Throughout the day, the sculptors worked on a special sculpture that they later donated to the Liberty Hill Development Foundation. The sculptures were auctioned off to help raise money for the conservation and repair of the current sculptures in the sculpture garden. Between the donated sculptures and the silent auction, Nicholson said that $5,113 was raised, though that amount is expected to be higher as there are still some unsold specialty pieces to account for. Nicholson also said that the City of Liberty Hill was a tremendous support and even bought two of the donated pieces themselves.

City Secretary Barbara Zwernemann confirmed Wednesday that the City purchased two sculptures for a total of $2,000. The artwork will be displayed at the new City Administration Building as a way to showcase the heritage of the community. She said funds for the purchase were found in the budget for furnishings for the new building.

“We’re out here showing people what stone carving is all about,” said sculptor Stuart Simpson of Austin Stone Carving, who spent the day creating a sculpted mask. “We’re really loving it.”

Simpson, who studied under master craftsman Bob Ragan, who was also present at the event, said that many attendees asked how to learn stone carving, and some wanted to join a stone carver’s group. The event’s sculptors, Simpson said, are all friends and are also members of the local stone carvers guild.

Last Friday, Liberty Hill students got the opportunity to come out early and learn about sculpting from the sculptors and craftsmen.

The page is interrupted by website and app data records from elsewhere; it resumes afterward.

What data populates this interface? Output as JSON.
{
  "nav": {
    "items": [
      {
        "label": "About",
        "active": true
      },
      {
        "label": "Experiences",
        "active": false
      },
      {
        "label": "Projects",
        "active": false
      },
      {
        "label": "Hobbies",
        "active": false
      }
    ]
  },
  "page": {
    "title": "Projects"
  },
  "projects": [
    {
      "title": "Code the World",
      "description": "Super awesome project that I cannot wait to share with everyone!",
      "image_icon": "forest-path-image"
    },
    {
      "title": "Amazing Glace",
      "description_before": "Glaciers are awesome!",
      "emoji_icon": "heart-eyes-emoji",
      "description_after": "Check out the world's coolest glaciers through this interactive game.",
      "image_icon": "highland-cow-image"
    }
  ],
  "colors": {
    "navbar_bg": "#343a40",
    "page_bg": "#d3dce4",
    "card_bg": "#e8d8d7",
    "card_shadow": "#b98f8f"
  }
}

“The kids were just so fascinated by it,” Nicholson said. “To me that made all these hours that we put in worthwhile. When you create an interest, you’ve done a lot.”

The money raised is all part of an effort to move some of the sculptures that are on the school grounds into Lions Foundation Park, to conserve and repair the sculptures, and hopefully to build a museum that would house some of the smaller sculptures and pieces of the original collection.

Mary Morse, a member of the Board of Directors for the Texas Society of Sculptors, stated that the Development Foundation will be seeking grants in order to accomplish some of these tasks, and that Saturday’s event was mostly about raising awareness, though the funds are helpful.

“We’re trying to clean up and repair the art,” said Morse. “There’s also a need to climatically house the archives and Mel Fowler’s small sculptures, and maybe one day to even expand the collection. The story of the sculptures is part of the story of the town.”

Nicholson says that the Foundation is in the early development process of writing grant proposals. Nicholson also stated that the group’s first step was to create interest. Then, the group plans to get smaller donors before they move up to larger donors for the project.

“We are very grateful to the artists who came and demonstrated their skill by completing five sculptures while we watched and then donated their finished sculptures to the auction,” said Nicholson. “We also wanted to recognize and honor those who in 1987 moved the sculptures to the school site and thereby preserved them from vandalism and eventual destruction. The Liberty Hill Development Foundation has now taken on the responsibility for the preservation and restoration of the sculptures. In a joint effort with the citizens of Liberty Hill and many other helpers who appreciate art, the International Sculpture Garden can again take on national prominence.”